01 December 2009
Lets Do The Time Warp...In Transylvania!
You may be thinking, “hey, Transylvania is where Dracula is from. That’s a fairy tale. It doesn’t really exist, does it?” Yes. Yes it does, and it’s in Romania. In fact, Transylvania comprises the entire western half of this charming little country. A collection of small cities and villages nestled deep in the Transylvanian mountains, this region is as mysterious as its name and everything you’d expect.
Not only does Transylvania really exist, so did Count Dracula! He lived in a massive mountain-top castle called Bran located at the narrowest point of the valley between what was once Hungary and present day Romania. Bran Castle was a fortress aimed at fending off attacks from those pesky Austral-Hungarians in the time of their empire. You’re probably wondering what kind of guy the Count Dracula was. Well, he loved organ music and enjoyed impaling prisoners on his front lawn. So while he committed murder we put him on cereal boxes and dress up in his liking on Halloween (which I somehow managed to spend in Transylvania with a Romanian girl dressed up as Tina Turner).
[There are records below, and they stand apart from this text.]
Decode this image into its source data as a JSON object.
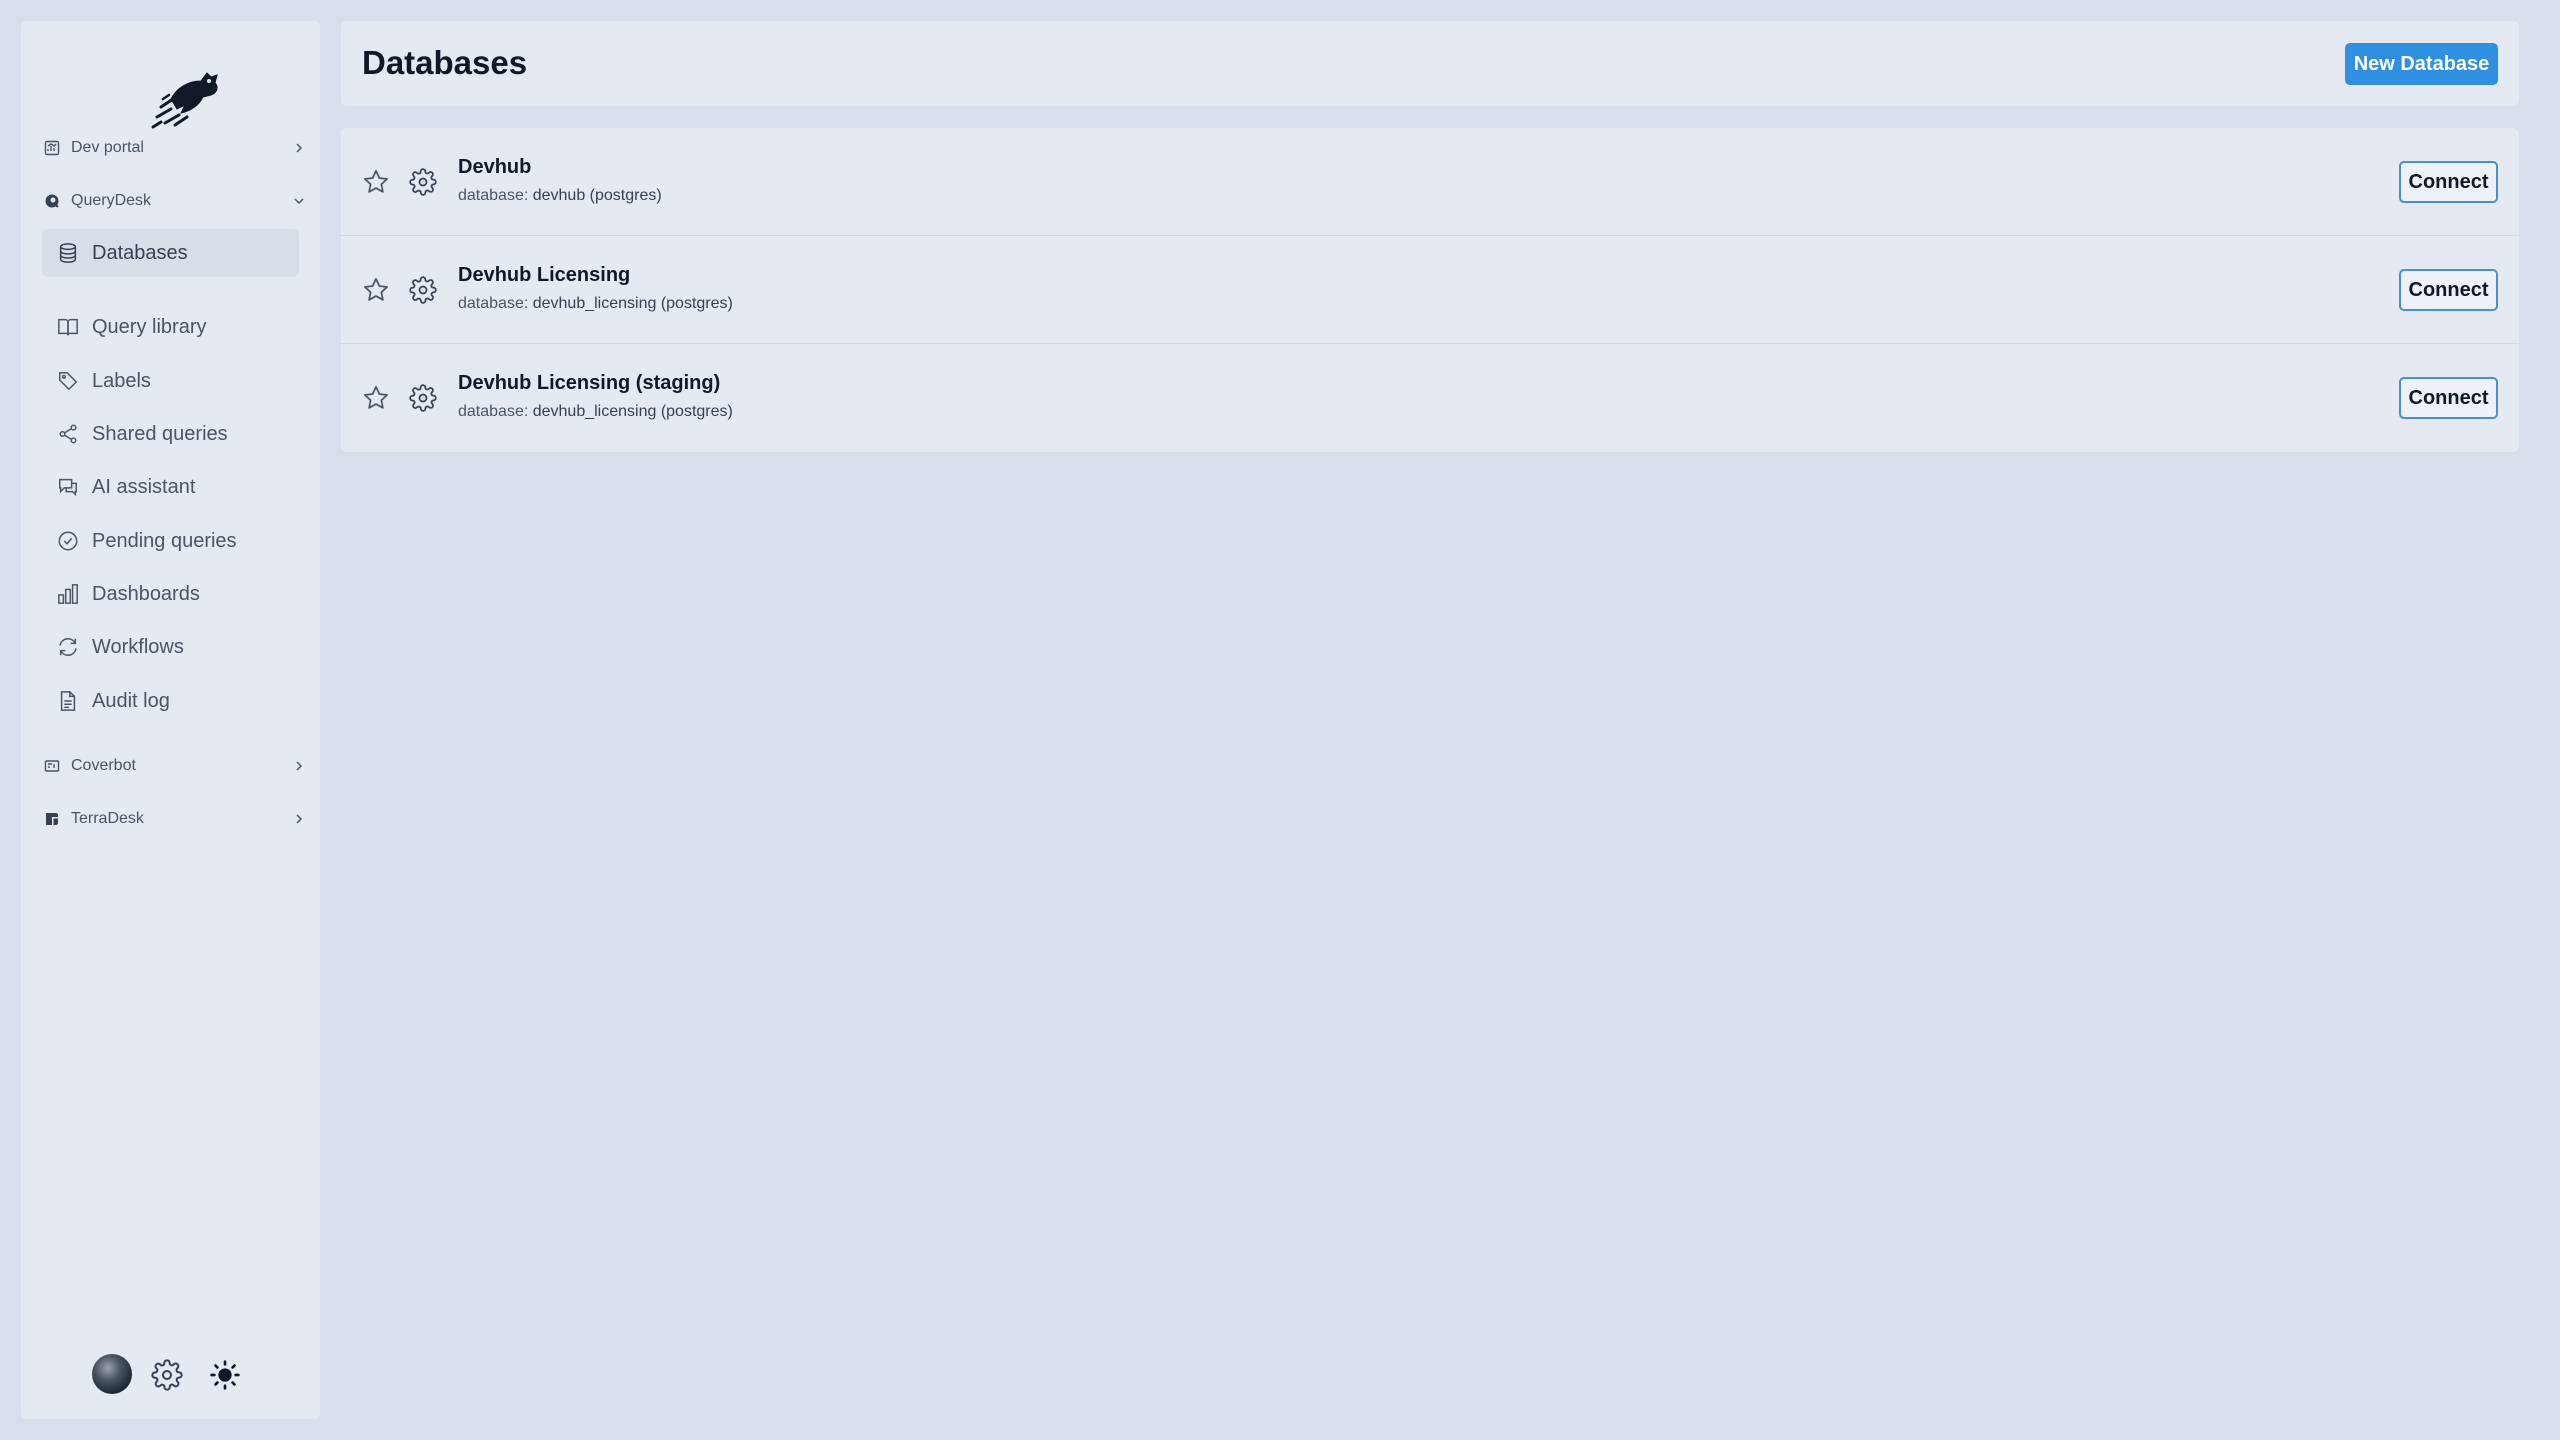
{
  "sidebar": {
    "sections": [
      {
        "label": "Dev portal",
        "icon": "chart-square-icon",
        "expanded": false
      },
      {
        "label": "QueryDesk",
        "icon": "querydesk-logo-icon",
        "expanded": true
      },
      {
        "label": "Coverbot",
        "icon": "coverbot-icon",
        "expanded": false
      },
      {
        "label": "TerraDesk",
        "icon": "terradesk-icon",
        "expanded": false
      }
    ],
    "items": [
      {
        "label": "Databases",
        "icon": "database-icon",
        "active": true
      },
      {
        "label": "Query library",
        "icon": "book-icon"
      },
      {
        "label": "Labels",
        "icon": "tag-icon"
      },
      {
        "label": "Shared queries",
        "icon": "share-icon"
      },
      {
        "label": "AI assistant",
        "icon": "chat-icon"
      },
      {
        "label": "Pending queries",
        "icon": "check-circle-icon"
      },
      {
        "label": "Dashboards",
        "icon": "bar-chart-icon"
      },
      {
        "label": "Workflows",
        "icon": "refresh-icon"
      },
      {
        "label": "Audit log",
        "icon": "document-icon"
      }
    ]
  },
  "header": {
    "title": "Databases",
    "new_button": "New Database"
  },
  "databases": [
    {
      "name": "Devhub",
      "desc_prefix": "database:",
      "desc_value": "devhub (postgres)",
      "connect": "Connect"
    },
    {
      "name": "Devhub Licensing",
      "desc_prefix": "database:",
      "desc_value": "devhub_licensing (postgres)",
      "connect": "Connect"
    },
    {
      "name": "Devhub Licensing (staging)",
      "desc_prefix": "database:",
      "desc_value": "devhub_licensing (postgres)",
      "connect": "Connect"
    }
  ],
  "colors": {
    "background": "#d9dfea",
    "panel": "#e4e9f2",
    "primary": "#2f8fe0",
    "connect_border": "#4a90d0"
  }
}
The other two coincidences of this trip include traveling north to south with the changing leaves (it has been brilliantly orange, red and yellow everywhere we’ve been) and trekking right below every migrating bird in Eastern Europe. From Helsinki through Transylvania, we’ve seen literally TENS OF THOUSANDS of birds flying in their ganders and flocks to warmer climates for the winter months. It seems we are, in fact, migrating to warmer climates with them and it is breathtaking on a nearly daily basis.
Beyond Dracula’s castle, Transylvania (isn’t it so cool to read it, say it and even see it written?) offers mind-boggling mountains, fortress after fortress carved into hills and lovely, kind and generous people. I can’t rave about this part of the world enough. It is absolutely like stepping into a storybook over and over again. Highlights include Bran, Rasnov, Brasnov, Sinaia, Sighisoara, Cluj-Napoca and Sibiu, though we’d have loved to have gotten to Timisoara as well.
A final shout-out to the lovely Lutheran woman (the entire region is Lutheran despite Romania’s dominant Russian Orthodox faith because the Saxons (Germans) invaded, conquered and controlled the region for hundreds of years) who reminded me just how young America is. As we stood in a church built in 976 and she pointed out the carved wooden alter that is nearly 1,000 years old I thought to myself, “man, America is a baby! Romania has been around FIVE TIMES LONGER than the United States. Quite some food for thought while you eat your Count Dracula cereal swimming in chilled milk.